'who suggested that the true result of a pro-plaintiff decision will be a "two-tier health-care system," like what we've seen with Medicaid expansion'.
This is indeed where Affordable Care Act takes us-----what is wealth inequity now becomes health care inequity with what was our hospital and clinic system for all now breaking into GLOBAL HEALTH TOURISM DESIGNER HEALTH CARE naked capitalism global market prices will have only the global 1% and their 2% accessing. We have shouted that the 99% will fall into that second tier---GUTTED OF FUNDING MEDICAID FOR ALL. That is to where we are going as more and more Americans are pushed off developed nation health plans. As we see already the bulk of what was Federal public health funding from research and development to Medicare and Medicaid public hospitals and clinics are now going to subsidize that upper-tier global corporate health. That was the goal of Affordable Care Act.
This means that second tier---for the 99% must be administered as cheaply as possible---as with Race to the Top creating the cheapest education platform for K-career for the 99%. When all avenues of health care are privatized and outsourced breaking down all oversight and accountability ----WE THE PEOPLE AS HUMAN CAPITAL become sources to increase those global corporate health profits---ergo, we can be used for research and experiment---our body can be seen as parts which can be sold or used to enhance profit----the innovative PHARMA and medical procedures can be applied without trials---and all private social services will not be advocating for justice ----they will be tasked with keeping the 99% restrained and complacent.

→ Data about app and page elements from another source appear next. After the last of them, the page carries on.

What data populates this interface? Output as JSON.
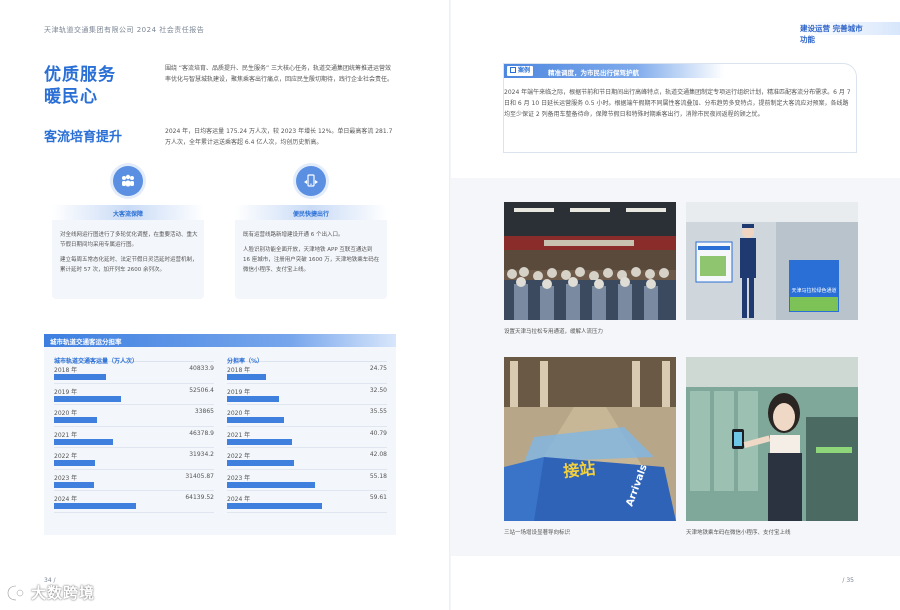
{
  "header": {
    "report_title": "天津轨道交通集团有限公司 2024 社会责任报告",
    "section_badge": "建设运营 完善城市功能"
  },
  "left": {
    "title_line1": "优质服务",
    "title_line2": "暖民心",
    "intro": "围绕 “客流培育、品质提升、民生服务” 三大核心任务，轨道交通集团统筹推进运营效率优化与智慧城轨建设，聚焦乘客出行痛点，回应民生殷切期待，践行企业社会责任。",
    "subtitle": "客流培育提升",
    "kpi_text": "2024 年，日均客运量 175.24 万人次，较 2023 年增长 12%。单日最高客流 281.7 万人次，全年累计运送乘客超 6.4 亿人次，均创历史新高。",
    "cards": [
      {
        "title": "大客流保障",
        "paragraphs": [
          "对全线网运行图进行了多轮优化调整，在重要活动、重大节假日期间均采用专属运行图。",
          "建立每周五常态化延时、法定节假日灵活延时运营机制，累计延时 57 次，加开列车 2600 余列次。"
        ]
      },
      {
        "title": "便民快捷出行",
        "paragraphs": [
          "既有运营线路新增建设开通 6 个出入口。",
          "人脸识别功能全面开放，天津地铁 APP 互联互通达到 16 座城市，注册用户突破 1600 万，天津地铁乘车码在微信小程序、支付宝上线。"
        ]
      }
    ],
    "table": {
      "title": "城市轨道交通客运分担率",
      "col1_header": "城市轨道交通客运量（万人次）",
      "col2_header": "分担率（%）",
      "ridership": [
        {
          "year": "2018 年",
          "value": "40833.9",
          "num": 40833.9
        },
        {
          "year": "2019 年",
          "value": "52506.4",
          "num": 52506.4
        },
        {
          "year": "2020 年",
          "value": "33865",
          "num": 33865
        },
        {
          "year": "2021 年",
          "value": "46378.9",
          "num": 46378.9
        },
        {
          "year": "2022 年",
          "value": "31934.2",
          "num": 31934.2
        },
        {
          "year": "2023 年",
          "value": "31405.87",
          "num": 31405.87
        },
        {
          "year": "2024 年",
          "value": "64139.52",
          "num": 64139.52
        }
      ],
      "share": [
        {
          "year": "2018 年",
          "value": "24.75",
          "num": 24.75
        },
        {
          "year": "2019 年",
          "value": "32.50",
          "num": 32.5
        },
        {
          "year": "2020 年",
          "value": "35.55",
          "num": 35.55
        },
        {
          "year": "2021 年",
          "value": "40.79",
          "num": 40.79
        },
        {
          "year": "2022 年",
          "value": "42.08",
          "num": 42.08
        },
        {
          "year": "2023 年",
          "value": "55.18",
          "num": 55.18
        },
        {
          "year": "2024 年",
          "value": "59.61",
          "num": 59.61
        }
      ]
    },
    "page_number": "34 /"
  },
  "right": {
    "case_tag": "案例",
    "case_title": "精准调度，为市民出行保驾护航",
    "case_body": "2024 年端午来临之际，根据节前和节日期间出行高峰特点，轨道交通集团制定专项运行组织计划，精准匹配客流分布需求。6 月 7 日和 6 月 10 日延长运营服务 0.5 小时。根据端午假期不同属性客流叠加、分布趋势多变特点，提前制定大客流应对预案，各线路均至少保证 2 列备用车整备待命，保障节假日和特殊时期乘客出行，消除市民夜间返程的顾之忧。",
    "captions": [
      "设置天津马拉松专用通道，缓解人流压力",
      "",
      "三站一场增设显著导向标识",
      "天津地铁乘车码在微信小程序、支付宝上线"
    ],
    "sign_text": "天津马拉松绿色通道",
    "floor_text_cn": "接站",
    "floor_text_en": "Arrivals",
    "page_number": "/ 35"
  },
  "watermark": "大数跨境",
  "colors": {
    "accent": "#2a6fd6",
    "bar": "#3f80df",
    "panel": "#f3f6fa"
  }
}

So an URBAN INSTITUTE is discussing policy towards these goals---it is that gutted of funding MEDICAID that is now being sold as UNIVERSAL/SINGLE PAYER -----and all of that is OPPOSITE of what we want as American quality care for all. As with all global Wall Street almost all of Federal funding will subsidize that upper--tier for a very, very small group of global citizens.

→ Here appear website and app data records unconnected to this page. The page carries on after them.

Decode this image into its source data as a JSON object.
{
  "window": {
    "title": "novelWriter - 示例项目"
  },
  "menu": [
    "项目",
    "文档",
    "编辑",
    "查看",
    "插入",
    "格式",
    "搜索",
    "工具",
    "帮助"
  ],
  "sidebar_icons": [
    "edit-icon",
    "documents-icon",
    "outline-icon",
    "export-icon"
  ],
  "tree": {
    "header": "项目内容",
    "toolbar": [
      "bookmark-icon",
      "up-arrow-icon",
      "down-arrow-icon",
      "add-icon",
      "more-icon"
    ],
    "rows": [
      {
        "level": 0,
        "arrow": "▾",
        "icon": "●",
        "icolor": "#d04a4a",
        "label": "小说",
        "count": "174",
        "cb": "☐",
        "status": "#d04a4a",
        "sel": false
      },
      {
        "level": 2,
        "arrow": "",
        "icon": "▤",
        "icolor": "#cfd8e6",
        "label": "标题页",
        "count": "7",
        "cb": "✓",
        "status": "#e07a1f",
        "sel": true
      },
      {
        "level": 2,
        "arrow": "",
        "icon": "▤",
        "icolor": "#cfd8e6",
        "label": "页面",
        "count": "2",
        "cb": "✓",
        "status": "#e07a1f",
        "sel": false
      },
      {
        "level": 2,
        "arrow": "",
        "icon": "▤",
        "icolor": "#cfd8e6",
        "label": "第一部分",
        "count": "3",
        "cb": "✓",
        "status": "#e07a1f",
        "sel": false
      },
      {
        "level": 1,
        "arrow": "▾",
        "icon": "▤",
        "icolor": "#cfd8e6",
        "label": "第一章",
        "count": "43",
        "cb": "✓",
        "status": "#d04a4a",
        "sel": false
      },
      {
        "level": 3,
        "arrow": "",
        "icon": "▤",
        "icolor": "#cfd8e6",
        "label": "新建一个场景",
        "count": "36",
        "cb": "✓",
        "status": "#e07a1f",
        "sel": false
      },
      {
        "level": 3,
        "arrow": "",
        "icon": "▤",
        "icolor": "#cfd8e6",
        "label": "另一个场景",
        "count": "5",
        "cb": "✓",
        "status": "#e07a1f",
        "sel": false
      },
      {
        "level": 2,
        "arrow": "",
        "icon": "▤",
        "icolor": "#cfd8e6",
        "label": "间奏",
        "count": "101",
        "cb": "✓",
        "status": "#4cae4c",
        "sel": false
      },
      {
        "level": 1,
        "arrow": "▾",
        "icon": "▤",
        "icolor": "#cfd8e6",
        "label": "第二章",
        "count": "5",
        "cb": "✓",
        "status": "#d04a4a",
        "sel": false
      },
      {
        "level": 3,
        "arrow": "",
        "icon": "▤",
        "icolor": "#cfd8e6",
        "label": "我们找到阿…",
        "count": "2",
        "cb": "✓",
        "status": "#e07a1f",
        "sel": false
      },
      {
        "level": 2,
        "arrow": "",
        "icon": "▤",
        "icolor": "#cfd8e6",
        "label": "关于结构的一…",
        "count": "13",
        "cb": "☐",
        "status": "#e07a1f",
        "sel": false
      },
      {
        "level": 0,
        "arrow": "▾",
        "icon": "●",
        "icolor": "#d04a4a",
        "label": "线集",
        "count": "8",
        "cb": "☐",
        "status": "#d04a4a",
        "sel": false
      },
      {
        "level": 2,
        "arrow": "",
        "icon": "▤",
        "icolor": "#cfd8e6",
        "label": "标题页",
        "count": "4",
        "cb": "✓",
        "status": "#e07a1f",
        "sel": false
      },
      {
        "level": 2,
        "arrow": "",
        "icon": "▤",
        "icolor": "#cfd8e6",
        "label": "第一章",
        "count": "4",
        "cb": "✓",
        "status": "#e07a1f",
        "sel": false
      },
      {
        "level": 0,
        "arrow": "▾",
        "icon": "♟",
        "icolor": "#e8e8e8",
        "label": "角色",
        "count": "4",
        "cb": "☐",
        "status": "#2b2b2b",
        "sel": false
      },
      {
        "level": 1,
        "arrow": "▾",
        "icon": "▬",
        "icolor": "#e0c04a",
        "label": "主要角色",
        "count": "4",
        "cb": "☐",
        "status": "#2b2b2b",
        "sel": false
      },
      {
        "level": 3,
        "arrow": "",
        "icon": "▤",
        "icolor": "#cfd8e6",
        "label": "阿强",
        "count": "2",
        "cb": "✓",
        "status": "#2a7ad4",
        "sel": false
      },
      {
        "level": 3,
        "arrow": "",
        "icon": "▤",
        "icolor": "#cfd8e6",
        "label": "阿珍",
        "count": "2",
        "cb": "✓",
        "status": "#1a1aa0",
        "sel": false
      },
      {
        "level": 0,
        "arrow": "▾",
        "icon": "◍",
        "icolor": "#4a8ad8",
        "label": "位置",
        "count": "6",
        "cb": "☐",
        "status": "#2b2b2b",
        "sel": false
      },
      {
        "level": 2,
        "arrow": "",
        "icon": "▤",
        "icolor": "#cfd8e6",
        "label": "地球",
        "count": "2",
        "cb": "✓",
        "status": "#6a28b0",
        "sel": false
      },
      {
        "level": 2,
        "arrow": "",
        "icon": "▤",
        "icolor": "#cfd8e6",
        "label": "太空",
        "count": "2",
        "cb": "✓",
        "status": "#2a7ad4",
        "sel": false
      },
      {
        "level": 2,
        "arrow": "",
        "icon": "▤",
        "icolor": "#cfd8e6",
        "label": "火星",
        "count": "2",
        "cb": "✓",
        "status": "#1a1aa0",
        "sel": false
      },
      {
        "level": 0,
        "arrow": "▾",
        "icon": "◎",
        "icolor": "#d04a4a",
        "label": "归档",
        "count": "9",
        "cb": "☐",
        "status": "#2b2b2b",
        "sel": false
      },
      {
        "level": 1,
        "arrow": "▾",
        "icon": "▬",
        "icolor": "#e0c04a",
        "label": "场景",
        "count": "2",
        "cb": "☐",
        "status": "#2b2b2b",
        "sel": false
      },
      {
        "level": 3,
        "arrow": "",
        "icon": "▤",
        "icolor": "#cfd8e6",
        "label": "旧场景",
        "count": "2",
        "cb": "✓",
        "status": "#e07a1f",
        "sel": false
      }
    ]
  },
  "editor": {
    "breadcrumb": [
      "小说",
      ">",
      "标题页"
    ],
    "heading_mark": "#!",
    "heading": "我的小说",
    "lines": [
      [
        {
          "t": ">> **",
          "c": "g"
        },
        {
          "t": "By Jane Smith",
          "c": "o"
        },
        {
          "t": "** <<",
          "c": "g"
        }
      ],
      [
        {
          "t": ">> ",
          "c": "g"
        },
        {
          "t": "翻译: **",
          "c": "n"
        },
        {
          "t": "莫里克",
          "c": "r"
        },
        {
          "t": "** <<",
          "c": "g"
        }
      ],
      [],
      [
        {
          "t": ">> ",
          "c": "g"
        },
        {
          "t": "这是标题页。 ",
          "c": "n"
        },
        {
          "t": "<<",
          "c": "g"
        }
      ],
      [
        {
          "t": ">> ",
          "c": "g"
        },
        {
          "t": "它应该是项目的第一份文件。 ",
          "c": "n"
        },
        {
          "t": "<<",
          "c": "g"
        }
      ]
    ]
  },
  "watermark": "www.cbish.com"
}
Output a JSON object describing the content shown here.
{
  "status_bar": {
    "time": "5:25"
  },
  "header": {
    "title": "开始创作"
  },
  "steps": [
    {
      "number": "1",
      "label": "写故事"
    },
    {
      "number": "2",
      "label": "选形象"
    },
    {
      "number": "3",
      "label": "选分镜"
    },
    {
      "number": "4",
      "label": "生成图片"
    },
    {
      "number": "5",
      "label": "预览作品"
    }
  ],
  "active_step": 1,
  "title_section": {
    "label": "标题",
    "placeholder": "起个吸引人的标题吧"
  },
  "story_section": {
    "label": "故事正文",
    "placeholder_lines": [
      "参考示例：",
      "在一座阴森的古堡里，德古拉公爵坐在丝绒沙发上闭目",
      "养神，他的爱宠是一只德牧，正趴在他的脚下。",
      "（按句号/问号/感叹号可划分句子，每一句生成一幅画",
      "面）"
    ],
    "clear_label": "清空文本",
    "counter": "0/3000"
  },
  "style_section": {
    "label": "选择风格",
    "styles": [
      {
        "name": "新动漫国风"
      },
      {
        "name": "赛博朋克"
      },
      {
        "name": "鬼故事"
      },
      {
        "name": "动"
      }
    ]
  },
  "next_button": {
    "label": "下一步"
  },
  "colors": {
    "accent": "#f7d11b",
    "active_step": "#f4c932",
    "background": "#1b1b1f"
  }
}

Snapshot of a two-tiered health system: How Medicaid enrollment varies across state linesMar 2, 2015, 2:51pm CST
Eleanor Kennedy Staff Reporter Nashville Business JournalIt's King v. Burwell week in Washington, with the U.S. Supreme Court slated to hear oral arguments in the case challenging the legitimacy of subsidies offered through the federal insurance marketplace this Wednesday.
And even though we likely won't learn the court's decision until June, plenty of people are weighing in on how the government might cope with a pro-plaintiff decision. That list includes Tennessee Republican Sen. Lamar Alexander, who co-authored an op-ed in the Washington Post with Sen. Orrin Hatch (R-Utah) and John Barrasso (R-Wyo.) outlining the conservative plan to "to protect Americans harmed by the administration's actions."
The senators' plan, which includes financial assistance to those who lose subsidies during the transition and increased flexibility for states creating health insurance markets, was met by some skepticism from political blogger Ezra Klein, who suggested that the true result of a pro-plaintiff decision will be a "two-tier health-care system," like what we've seen with Medicaid expansion.
So what has the result of that two-tiered system been in the year since some states decided to expand Medicaid coverage while others, like Tennessee, chose not to? According to data recently released by the Department of Health and Human Services, states where Medicaid was expanded have seen a 27 percent increase in enrollment in the program, compared to a 7 percent increase in states that did not.
In Tennessee, where Gov. Bill Haslam's unique plan for expansion died in the Legislature last month, 1.4 million people had enrolled in traditional coverage as of the end of December. That's nearly a 14 percent increase from enrollment totals prior to the health care act's rollout, according to HHS.
But Kentucky, a state controlled by a Republican governor that nonetheless built its own marketplace and did expand Medicaid, Medicaid enrollment has increased 76 percent since the ACA, the largest gain in the country.